Only Mac Miller could bring together a lineup like this. The plucky Pittsburgh rapper has spent the past year making new friends, inviting various rising rap figures to his sprawling LA property to smoke weed and record for free—kind of like when Bart became the most popular kid at Springfield Elementary after Homer and Marge bought a backyard pool. His hobnobbing with the likes of Earl Sweatshirt, Schoolboy Q and Alchemist gave him creative energy, and helped him craft Watching Movies with the Sound Off, the darker, more experimental follow-up to his rosy-cheeked debut Blue Side Park.
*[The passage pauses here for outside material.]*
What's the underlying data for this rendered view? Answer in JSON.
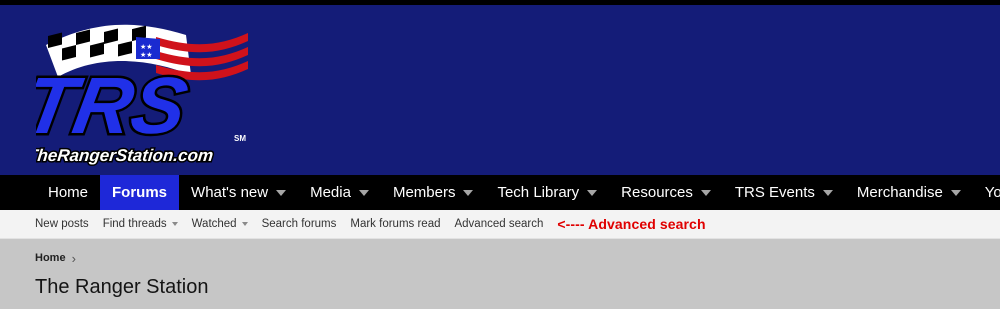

At Hammerstein Ballroom Tuesday night, Mac shared his bright spotlight with deserving guests: Vince Staples, The Internet, and Chance the Rapper all got to strut their stuff in front of a sold-out crowd of hormonal high schoolers. (For real though—security patrolled with flashlights when a few couples got too hot and heavy.)
As The Internet, Syd tha Kid and Matt Martians are dead set on giving astral jazz and neo-soul a new life amongst the youth sect, and Syd’s cult following of anti-it girls have propped the band up for their upcoming second release, Feel Good. Syd and Matt both readily admit they are still learning, so it's possible their live show changes and grows with each gig. On this night their sound was somewhat muddy and the slower pace dragged at some points. Still, Syd is an engaging if not powerful singer, and her lyrics can be poignant. They say that everyday’s a struggle and it takes time, but do they, do they have a clue? she asks on “They Say,” a thumping R&B cut about how dese niggas won’t hold you back. Backed by a five-piece band, she and Martians commanded the crowd with charm, and ended their set without any flashy solos, letting a spacey groove melt into applause.
Soon, Chance the Rapper’s DJ took the stage to hype up the crowd, playing a stacked set of of-the-moment club anthems for the auditorium of teenagers. “Bandz A Make Her Dance” specifically prompted some JV twerking that made me want to wash my eyes out with soap. Thankfully, Chance suddenly burst on stage to “Good Ass Intro” with the animation of a Sunday pastor. He’d earned his stripes touring the country with Donald Glover in 2012, and it makes sense that he spent a few months opening for an actor. Chance is both emotive and explosive live, and his persona comes off as strong as it does on his acclaimed Acid Rap. Soulful “Cocoa Butter Kisses” was a crowd favorite, and Ab-Soul came out for the slow-burning bounce of “Smoke Again.” Shadows of Eminem and Kanye West loomed as Chance darted back and forth across the stage. He’s clearly at home in front of an audience.
After the string of openers, the lights dimmed and a grainy, static-soaked voice radioed in from the deep cosmos.The crowd erupted in a swirl of purple lights and heavy fog, and soon Mac had crash landed on stage wearing denim overalls (purchased during an earlier FADER TV shoot) and a mischievous grin. He swigged from a bottle of Jameson whiskey between bars on opener “Loud,” and churned through the first half of his hour-plus set with a slapstick energy, sprinting, leaping, and fake passing out to his fans’ delight. These were diehard Mac Millerites who knew every word, and Mac half-seriously addressed the progression they’ve watched closely since day one. “It’s been a weird year for me,” he confessed between cuts. “Everybody always asks, ‘What happened to Mac? Where did all these big ass chains come from? Oh I know what it is. It must be the drugs!” he said before launching into "Red Dot Music," his collaboration with Action Bronson and Loaded Lux from Watching Movies. Later Earl Sweatshirt, in town after performing in a tiny garage for vitaminwater and The FADER's #uncapped series on Monday, also popped up. “Give it up for yourselves, white people!” he shouted after their collab “I’m Not Real,” and didn’t overstay his welcome. The same can’t be said for Mac, who brought The Internet back out to shift gears into a smoky jam band set that, if lovable, simply went on too long. Between live renditions of his Flying Lotus collab “SDS” and the infamous Lord Finesse-jacking “Kool-Aid & Frozen Pizza,” Mac covered a rockabilly song, played an extended (extended) guitar solo behind his head, and rapped the theme song to the Fresh Prince of Bel-Air. By the time he fired up a chant of “Thank You Based God!” many in the crowd were fatigued, and some kids toward the back streamed out early. But spontaneity was key to the spirit of his set, and it’s clear that Mac is currently having the time of his life. If this eccentric phase of his career continues to provide bigger platforms for fellow artists as engaging as these, the better for all of us to sit back and watch.